Historically, the IRS has said that a disregarded entity could (and maybe should) use the owner’s taxpayer identification number for income and other tax purposes. For employment tax reporting, the IRS issued Notice 99-6, 1999-1 CB 321 , which said that employment taxes for employees of a disregarded entity could be reported by a disregarded entity in one of two ways:
(1) Calculation, reporting, and payment of all employment tax obligations with respect to employees of a disregarded entity by its owner (as though the employees of the disregarded entity are employed directly by the owner) and under the owner’s name and taxpayer identification number; or
(2) Separate calculation, reporting, and payment of all employment tax obligations by each state law entity with respect to its employees under its own name and taxpayer identification number.
Beginning next year, disregarded entities with employees must have their own employer identification numbers (EIN’s) for employment tax purposes. The IRS has issued final regulations providing that for wages paid on or after Jan. 1, 2009, a disregarded entity is treated as a separate entity for purposes of employment taxes and related reporting requirements. Under the final regulations, the separate entity is treated as a corporation for purposes of employment taxes and related reporting requirements. (The regs also treat disregarded entities as separate entities for certain excise taxes, effective for liabilities imposed and actions first required or permitted in periods beginning on or after Jan. 1, 2008). ( Reg. § 1.1361-4(a)(7) , Reg. § 301.7701-2(c)(2) ) . Under the final regulations, an owner of a disregarded entity treated as a sole proprietorship is subject to self-employment taxes. ( Reg. § 301.7701-2(c)(2) ) .
The regulations provide the following example:
(i) LLCA is an eligible entity owned by individual A and is generally disregarded as an entity separate from its owner for Federal tax purposes. However, LLCA is treated as an entity separate from its owner for purposes of subtitle C of the Internal Revenue Code. LLCA has employees and pays wages as defined in sections 3121(a), 3306(b), and 3401(a).

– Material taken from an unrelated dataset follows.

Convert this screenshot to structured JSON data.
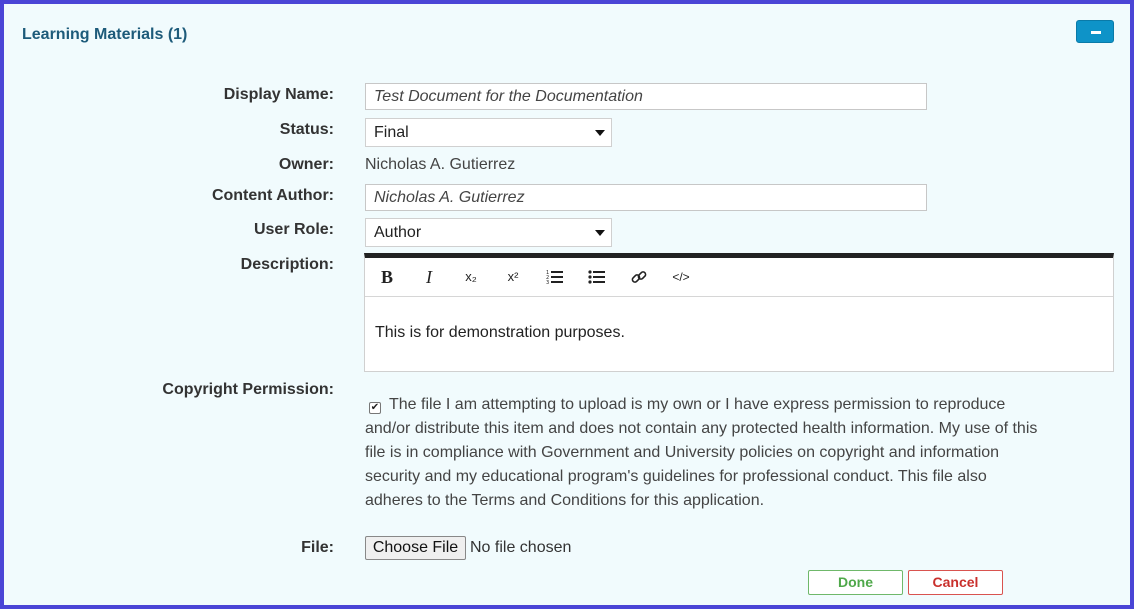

(ii) LLCA is subject to the provisions of subtitle C of the Internal Revenue Code and related provisions under 26 CFR subchapter C, Employment Taxes and Collection of Income Tax at Source, parts 31 through 39. Accordingly, LLCA is required to perform such acts as are required of an employer under those provisions of the Internal Revenue Code and regulations thereunder that apply. All provisions of law (including penalties) and the regulations prescribed in pursuance of law applicable to employers in respect of such acts are applicable to LLCA. Thus, for example, LLCA is liable for income tax withholding, Federal Insurance Contributions Act (FICA) taxes, and Federal Unemployment Tax Act (FUTA) taxes. See sections 3402 and 3403 (relating to income tax withholding); 3102(b) and 3111 (relating to FICA taxes), and 3301 (relating to FUTA taxes). In addition, LLCA must file under its name and EIN the applicable Forms in the 94X series, for example, Form 941, “Employer’s Quarterly Employment Tax Return,” Form 940, “Employer’s Annual Federal Unemployment Tax Return;” file with the Social Security Administration and furnish to LLCA’s employees statements on Forms W-2, “Wage and Tax Statement;” and make timely employment tax deposits. See §§31.6011(a)-1, 31.6011(a)-3, 31.6051-1, 31.6051-2, and 31.6302-1 of this chapter.

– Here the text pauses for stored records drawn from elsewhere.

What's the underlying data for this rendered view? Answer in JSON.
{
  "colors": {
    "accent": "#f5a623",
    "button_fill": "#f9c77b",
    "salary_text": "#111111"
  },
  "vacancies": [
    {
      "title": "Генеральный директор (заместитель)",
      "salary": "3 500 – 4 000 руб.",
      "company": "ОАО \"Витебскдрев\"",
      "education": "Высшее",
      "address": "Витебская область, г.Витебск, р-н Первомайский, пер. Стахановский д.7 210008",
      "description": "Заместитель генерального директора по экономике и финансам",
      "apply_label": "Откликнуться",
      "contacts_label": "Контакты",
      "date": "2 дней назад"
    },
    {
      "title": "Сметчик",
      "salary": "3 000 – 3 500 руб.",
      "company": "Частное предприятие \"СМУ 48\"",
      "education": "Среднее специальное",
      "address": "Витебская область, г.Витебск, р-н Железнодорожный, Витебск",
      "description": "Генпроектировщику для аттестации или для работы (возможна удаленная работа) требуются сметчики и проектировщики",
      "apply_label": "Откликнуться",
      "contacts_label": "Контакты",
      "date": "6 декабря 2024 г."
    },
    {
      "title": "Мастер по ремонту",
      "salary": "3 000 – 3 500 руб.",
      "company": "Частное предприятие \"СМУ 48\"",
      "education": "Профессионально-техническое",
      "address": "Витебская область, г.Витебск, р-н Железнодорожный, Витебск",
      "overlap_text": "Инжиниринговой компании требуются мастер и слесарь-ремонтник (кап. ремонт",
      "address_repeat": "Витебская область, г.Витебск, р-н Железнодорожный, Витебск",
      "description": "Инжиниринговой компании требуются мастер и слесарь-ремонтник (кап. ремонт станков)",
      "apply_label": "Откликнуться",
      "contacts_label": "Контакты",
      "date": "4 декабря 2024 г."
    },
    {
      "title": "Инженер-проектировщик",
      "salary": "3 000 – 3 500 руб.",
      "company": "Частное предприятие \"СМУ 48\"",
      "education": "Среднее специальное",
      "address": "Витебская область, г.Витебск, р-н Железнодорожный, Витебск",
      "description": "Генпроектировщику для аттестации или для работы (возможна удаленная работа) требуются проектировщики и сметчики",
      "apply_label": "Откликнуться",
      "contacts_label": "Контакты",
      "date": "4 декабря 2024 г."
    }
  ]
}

(iii) A is self-employed for purposes of subtitle A, chapter 2, Tax on Self-Employment Income, of the Internal Revenue Code. Thus, A is subject to tax under section 1401 on A’s net earnings from self-employment with respect to LLCA’s activities. A is not an employee of LLCA for purposes of subtitle C of the Internal Revenue Code. Because LLCA is treated as a sole proprietorship of A for income tax purposes, A is entitled to deduct trade or business expenses paid or incurred with respect to activities carried on through LLCA, including the employer’s share of employment taxes imposed under sections 3111 and 3301, on A’s Form 1040, Schedule C, “Profit or Loss for Business (Sole Proprietorship).”
These regulations do not change the fact that a disregarded entity will continue to be disregarded for other Federal tax purposes.